How to read your basal body temperature chart
A lower temperature phase and a higher temperature phase
The interval from the first day of your period to the day your next period begins constitutes a cycle. Try charting your basal body temperature for one cycle as a starting point. You can then see how your basal body temperature changes during a cycle.
For example, a woman with a 28-day menstrual cycle will have lower temperatures for the two weeks following the first day of her period. Her temperature rises once ovulation occurs, followed by roughly two weeks in a higher temperature phase. As her temperature drops again, her next period begins. A healthy woman’s basal body temperature will show two such distinctive phases, one of lower temperatures and one of higher temperatures.
The changes in body temperature during the menstrual cycle are caused by female hormones. You will have lower basal body temperatures between menstruation and ovulation, during which progesterone levels are low. Once ovulation occurs, your basal body temperature rises along with the rise of progesterone levels, which have the effect of raising the body’s temperature.

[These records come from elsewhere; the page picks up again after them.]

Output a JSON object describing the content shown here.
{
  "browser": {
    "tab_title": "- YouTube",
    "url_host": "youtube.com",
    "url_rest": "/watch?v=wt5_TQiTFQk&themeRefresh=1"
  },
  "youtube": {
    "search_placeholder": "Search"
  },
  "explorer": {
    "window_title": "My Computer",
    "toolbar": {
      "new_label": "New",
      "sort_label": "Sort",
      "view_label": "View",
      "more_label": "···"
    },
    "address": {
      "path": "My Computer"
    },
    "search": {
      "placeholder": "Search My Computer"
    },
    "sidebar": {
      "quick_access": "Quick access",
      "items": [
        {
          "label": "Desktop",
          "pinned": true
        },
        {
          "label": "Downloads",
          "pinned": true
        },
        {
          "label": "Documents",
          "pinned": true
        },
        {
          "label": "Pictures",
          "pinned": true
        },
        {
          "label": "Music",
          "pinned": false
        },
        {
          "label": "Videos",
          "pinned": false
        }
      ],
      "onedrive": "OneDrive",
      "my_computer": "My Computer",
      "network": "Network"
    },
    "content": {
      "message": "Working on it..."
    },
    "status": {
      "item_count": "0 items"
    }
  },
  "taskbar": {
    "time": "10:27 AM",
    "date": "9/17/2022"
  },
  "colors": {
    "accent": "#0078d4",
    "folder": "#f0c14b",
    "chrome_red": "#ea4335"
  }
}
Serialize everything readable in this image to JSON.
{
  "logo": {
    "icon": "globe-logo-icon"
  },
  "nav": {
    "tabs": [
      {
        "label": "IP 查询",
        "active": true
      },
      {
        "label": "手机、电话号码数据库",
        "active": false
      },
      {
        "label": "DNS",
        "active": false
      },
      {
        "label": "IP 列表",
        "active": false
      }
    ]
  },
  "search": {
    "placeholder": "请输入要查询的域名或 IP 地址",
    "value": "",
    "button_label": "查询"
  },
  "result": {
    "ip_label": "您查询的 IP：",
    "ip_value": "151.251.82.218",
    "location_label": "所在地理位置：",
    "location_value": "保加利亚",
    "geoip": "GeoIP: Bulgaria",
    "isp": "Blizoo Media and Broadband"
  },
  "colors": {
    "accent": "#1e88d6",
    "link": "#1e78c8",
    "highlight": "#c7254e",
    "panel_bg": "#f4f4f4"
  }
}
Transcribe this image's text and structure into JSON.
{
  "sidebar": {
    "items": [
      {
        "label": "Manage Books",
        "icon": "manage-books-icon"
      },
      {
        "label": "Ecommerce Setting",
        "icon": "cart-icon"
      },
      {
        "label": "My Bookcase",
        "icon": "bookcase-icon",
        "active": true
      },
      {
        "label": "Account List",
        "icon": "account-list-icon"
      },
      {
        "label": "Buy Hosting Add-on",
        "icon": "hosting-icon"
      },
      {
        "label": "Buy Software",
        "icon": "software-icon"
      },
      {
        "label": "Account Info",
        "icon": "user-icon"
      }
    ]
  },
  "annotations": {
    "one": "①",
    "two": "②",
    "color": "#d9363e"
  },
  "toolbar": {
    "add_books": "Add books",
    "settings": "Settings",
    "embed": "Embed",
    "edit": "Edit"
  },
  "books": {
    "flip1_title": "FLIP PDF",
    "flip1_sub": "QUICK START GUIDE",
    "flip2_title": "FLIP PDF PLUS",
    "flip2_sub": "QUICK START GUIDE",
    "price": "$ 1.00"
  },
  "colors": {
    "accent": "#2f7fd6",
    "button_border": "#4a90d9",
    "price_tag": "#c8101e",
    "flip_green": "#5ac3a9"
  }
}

Having a biphasic basal body temperature is evidence that you ovulate and have normal levels of female hormones.
Various patterns of basal body temperature to be aware of
A normal pattern of basal body temperature
Ovulation occurs after about two weeks of a lower temperature phase, followed by about two weeks of a higher temperature phase. The menstrual period starts once the higher temperature phase ends.
A basal body temperature pattern indicating pregnancy
You are likely to be pregnant if the higher temperature phase continues for more than three weeks after ovulating, as this indicates continued secretion of progesterone.
A basal body temperature pattern indicating an anovulatory cycle
If your basal body temperature continues to remain low it may indicate the lack of ovulation.
Another basal body temperature pattern indicating an anovulatory cycle
If you have low levels of progesterone, the higher temperature phase, that normally lasts for about two weeks, may last fewer than 9 days. This could also cause infertility.
What you can tell from your basal body temperature
Identifying your day of ovulation or your next menstrual period
You can identify your ovulation day by charting your basal body temperature. You are most fertile on the day of ovulation or the following day. If you want a baby, you are more likely to become pregnant if you have sexual intercourse on those days.
Women with regular menstrual cycles will be able tell whether they are pregnant by reading their basal body temperature chart. Typically, a higher temperature phase lasts for about two weeks before your period starts. There is a high likelihood of pregnancy if your period is late, and you have a higher basal body temperature for more than three weeks.
You can also identify your ovulatory phase using the basal body temperature chart in order to avoid pregnancy, but this alone is not a sufficiently reliable form of contraception. In order to avoid pregnancy, it is more appropriate to use contraceptive devices or contraceptive pills.
The chart will also be useful in making plans such as when traveling, by helping you predict your next menstrual period.
Detecting hormone imbalances
To some extent, hormonal imbalances can also be detected by charting your basal body temperature. If you have a persistent lower temperature phase with no signs of ovulation, it shows that you have anovulatory cycles despite still having periods most months. You can also detect a luteal phase defect that causes infertility from noting a shorter phase of high temperatures.
If you are being treated for infertility, you are always asked to chart your basal body temperature. However, a basal body temperature chart is not only quite useful for infertility treatment but also for any other consultation or treatment with a gynecologist.